● WHAT IS NEEDED
Reproduce every entry below precisely; do not include the pictures.

- Opening Delimiter -

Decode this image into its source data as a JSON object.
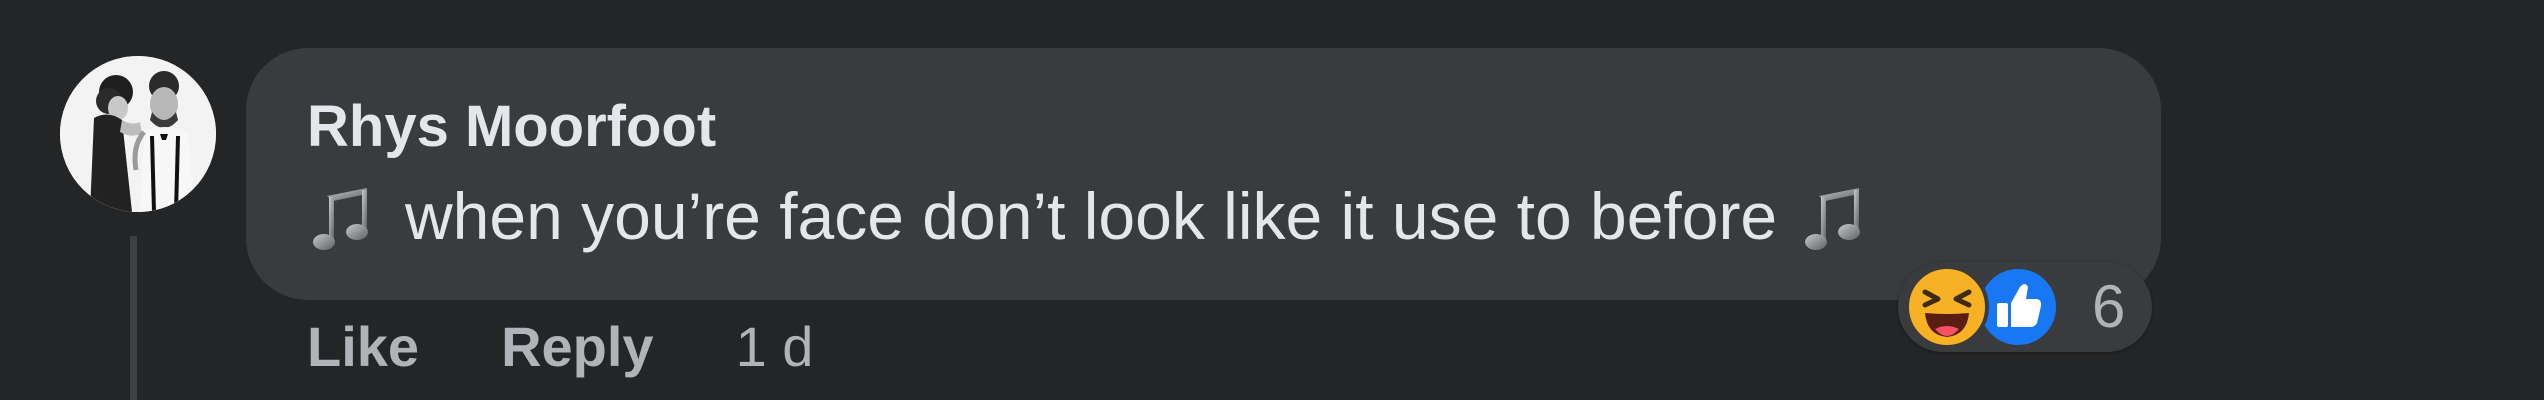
{
  "comment": {
    "author": "Rhys Moorfoot",
    "text": "when you’re face don’t look like it use to before",
    "leading_icon": "music-note-icon",
    "trailing_icon": "music-note-icon",
    "reactions": {
      "icons": [
        "haha-icon",
        "like-icon"
      ],
      "count": "6"
    },
    "actions": {
      "like_label": "Like",
      "reply_label": "Reply",
      "timestamp": "1 d"
    }
  },
  "colors": {
    "background": "#242526",
    "bubble": "#3a3b3c",
    "primary_text": "#e4e6eb",
    "secondary_text": "#b0b3b8",
    "like_blue": "#1877f2",
    "haha_yellow": "#f7b125"
  }
}
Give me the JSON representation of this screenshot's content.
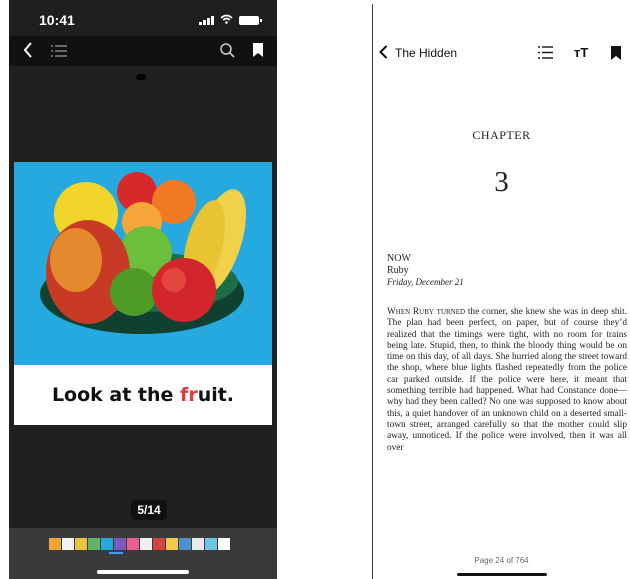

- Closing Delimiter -

● ANSWER TO THIS PROBLEM
Decode this image into its source data as a JSON object.
{
  "comment": {
    "author": "Rhys Moorfoot",
    "text": "when you’re face don’t look like it use to before",
    "leading_icon": "music-note-icon",
    "trailing_icon": "music-note-icon",
    "reactions": {
      "icons": [
        "haha-icon",
        "like-icon"
      ],
      "count": "6"
    },
    "actions": {
      "like_label": "Like",
      "reply_label": "Reply",
      "timestamp": "1 d"
    }
  },
  "colors": {
    "background": "#242526",
    "bubble": "#3a3b3c",
    "primary_text": "#e4e6eb",
    "secondary_text": "#b0b3b8",
    "like_blue": "#1877f2",
    "haha_yellow": "#f7b125"
  }
}
Give me the JSON representation of this screenshot's content.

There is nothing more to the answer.